  • All cheese is naturally white. Yellow cheeses are yellow because color is added to them.
  • Milk and honey are the only substances never intended for any use other than food. They cannot be planted, grafted or cultivated to reproduce themselves.
  • In 1856, Dr. Louis Pasteur discovered that heat killed bad germs. Today we use this process, called pasteurization, to make milk safe to drink.
  • Cows produce twice the amount of milk today than they did during the 1960s.
  • Each day a cow spends six hours eating and eight hours chewing its cud.
  • The fattest cow is the Durham Ox of the 1800s.
  • The cow that produces the most milk is the Holstein.
  • A protein in milk called casein is used to make white school glue.

Dairy and the Oklahoma Economy

Oklahoma's dairy farmers provide more than milk. They bring jobs and economic activity to communities across the state. Oklahoma dairies contribute to the local economy by supporting local businesses and the community tax base. Dairy farming is an important contributor to the state's overall economy.

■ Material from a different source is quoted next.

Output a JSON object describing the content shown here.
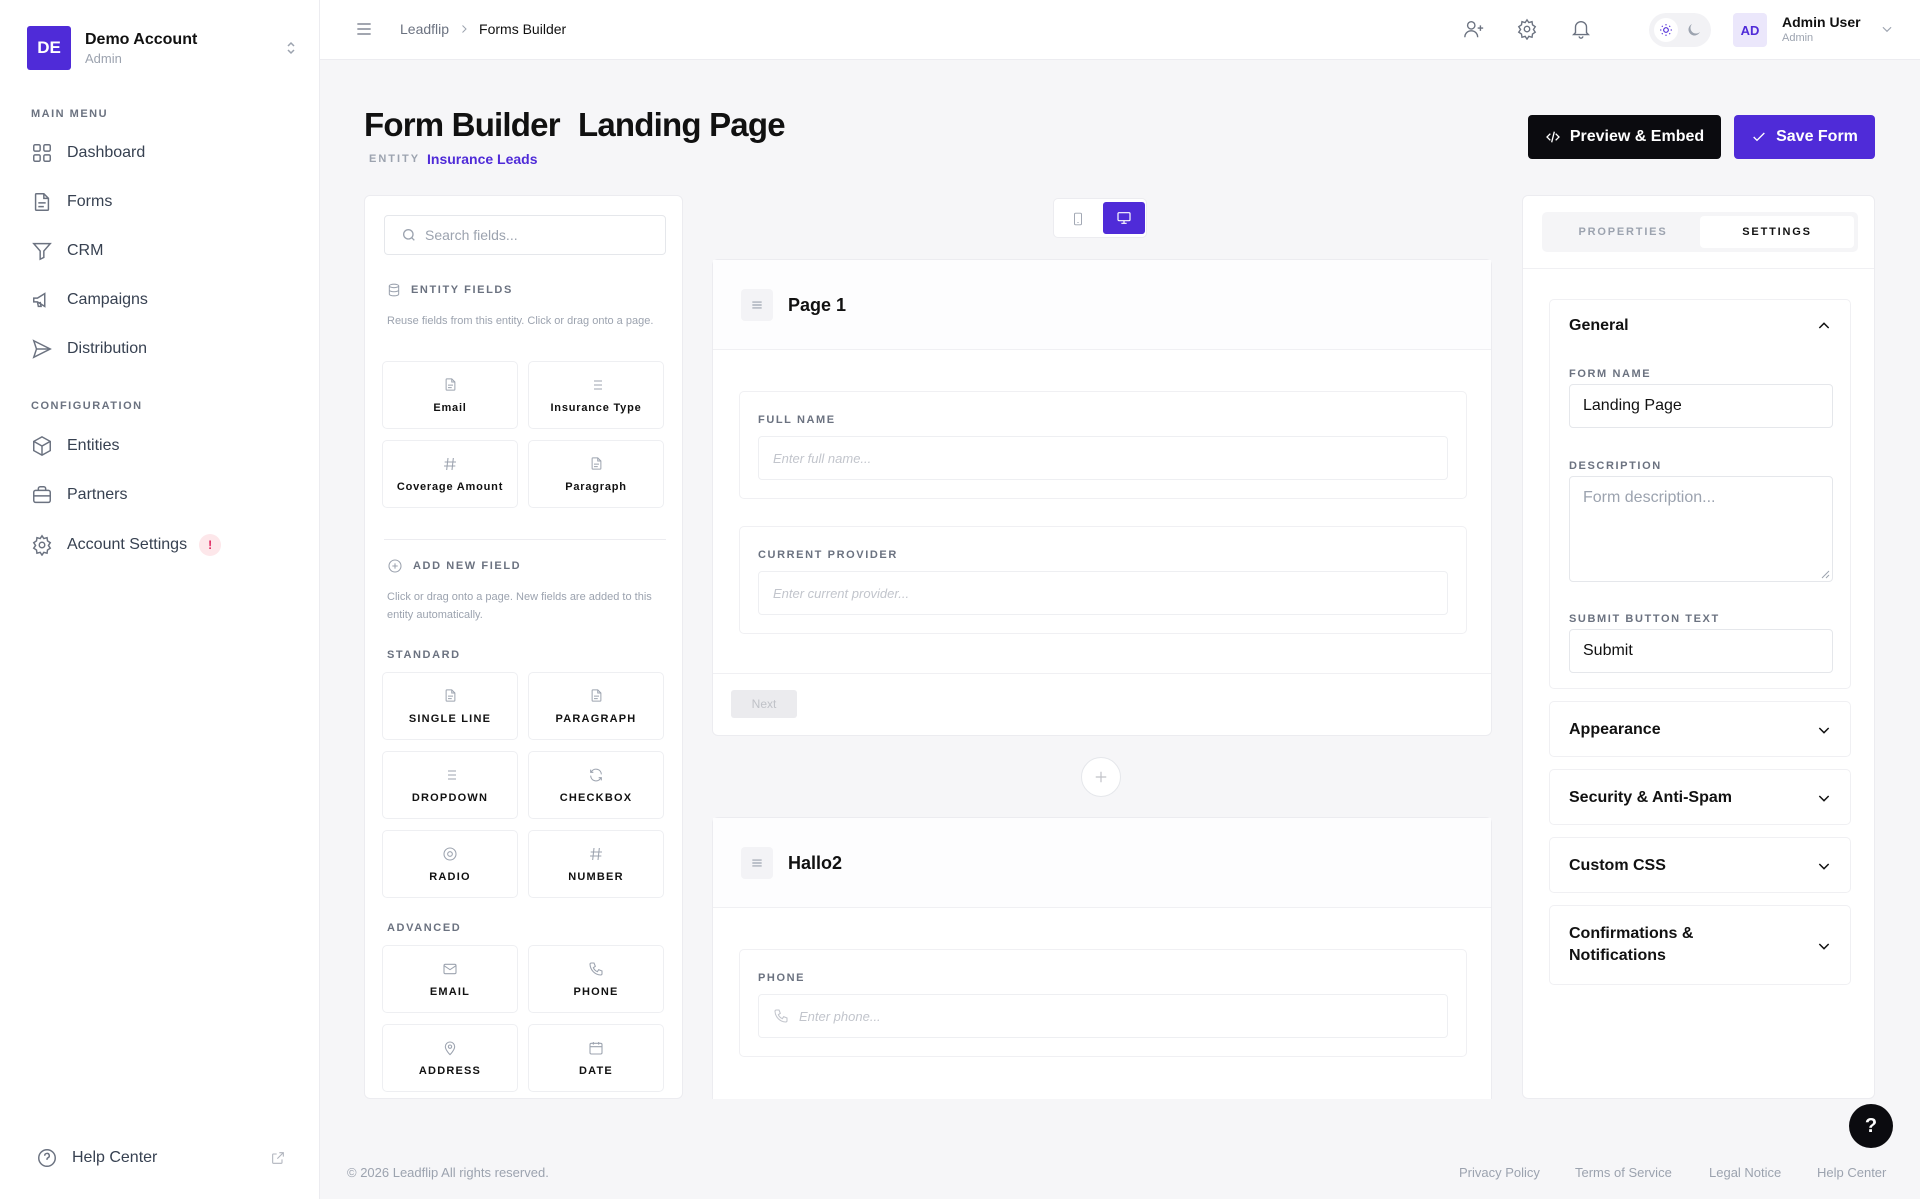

Each dollar a dairy producer receives in milk sales generates more money for the local economy.

  • Approximately 300 dairy farms provide milk, cheese, yogurt and other dairy products to residents of Oklahoma, the U.S., and dairy consumers around the world
  • Approximately 98 percent of all Oklahoma dairy farms are family-owned.
  • In Oklahoma, the average dairy cow will produce 6.8 gallons of milk per day over the course of a typical year. That's more than 2,476 gallons a year.
  • Oklahoma dairy farms produce 143.7 million gallons of milk annually.
  • Dairy is the 5th largest agricultural business in Oklahoma, generating $177 million a year.
  • A strong dairy industry benefits the agricultural economy and the economic well being of rural Oklahoma.
  • Milk doesn't stay on the farm — where milk goes, more jobs are created.
  • Dairy farmers purchase machinery, trucks, fuel, and more from local companies, generating jobs and income.
  • Dairies create jobs for people who grow and ship feed for cows, as well as for veterinarians, insurance agents, accountants, bankers, and others.
  • After milk leaves the farm, it travels by truck to a dairy plant, where people process cheese, fluid milk, ice cream, butter, yogurt, and other dairy products.
  • Truckers, packaging manufacturers and food marketers complete the cycle by transporting and marketing the dairy products everyone loves. This means jobs in the transportation, distribution and retail industries.